- Task prompt -
Search the data for the string "label" and extract every line where it appears.

- Source data -
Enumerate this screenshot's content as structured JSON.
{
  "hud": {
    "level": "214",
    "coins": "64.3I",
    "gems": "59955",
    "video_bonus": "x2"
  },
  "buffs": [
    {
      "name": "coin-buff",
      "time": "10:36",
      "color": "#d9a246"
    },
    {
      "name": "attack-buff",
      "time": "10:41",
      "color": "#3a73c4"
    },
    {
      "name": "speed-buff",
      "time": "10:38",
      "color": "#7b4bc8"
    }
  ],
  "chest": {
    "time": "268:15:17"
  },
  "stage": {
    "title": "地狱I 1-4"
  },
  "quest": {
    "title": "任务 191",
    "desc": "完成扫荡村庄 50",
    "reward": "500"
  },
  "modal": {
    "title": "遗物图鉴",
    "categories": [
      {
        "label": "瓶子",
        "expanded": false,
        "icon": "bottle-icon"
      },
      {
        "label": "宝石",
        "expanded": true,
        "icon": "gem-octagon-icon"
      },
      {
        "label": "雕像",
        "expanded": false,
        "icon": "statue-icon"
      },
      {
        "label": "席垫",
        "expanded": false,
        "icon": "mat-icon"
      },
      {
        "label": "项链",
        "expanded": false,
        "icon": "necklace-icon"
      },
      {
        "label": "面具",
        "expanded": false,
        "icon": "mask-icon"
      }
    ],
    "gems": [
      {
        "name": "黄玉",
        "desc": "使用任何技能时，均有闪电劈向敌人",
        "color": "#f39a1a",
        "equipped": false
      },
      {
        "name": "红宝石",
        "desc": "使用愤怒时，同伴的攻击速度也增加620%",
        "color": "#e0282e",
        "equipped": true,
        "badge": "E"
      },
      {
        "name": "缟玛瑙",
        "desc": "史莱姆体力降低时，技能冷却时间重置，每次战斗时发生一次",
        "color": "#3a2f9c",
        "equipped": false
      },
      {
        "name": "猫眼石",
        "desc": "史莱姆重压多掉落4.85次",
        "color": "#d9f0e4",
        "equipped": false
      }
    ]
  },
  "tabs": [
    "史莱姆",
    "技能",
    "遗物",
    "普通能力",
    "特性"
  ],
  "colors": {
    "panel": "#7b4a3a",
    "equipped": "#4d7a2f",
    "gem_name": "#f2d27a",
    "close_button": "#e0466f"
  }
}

- Exercise response -
        "label": "瓶子",
        "label": "宝石",
        "label": "雕像",
        "label": "席垫",
        "label": "项链",
        "label": "面具",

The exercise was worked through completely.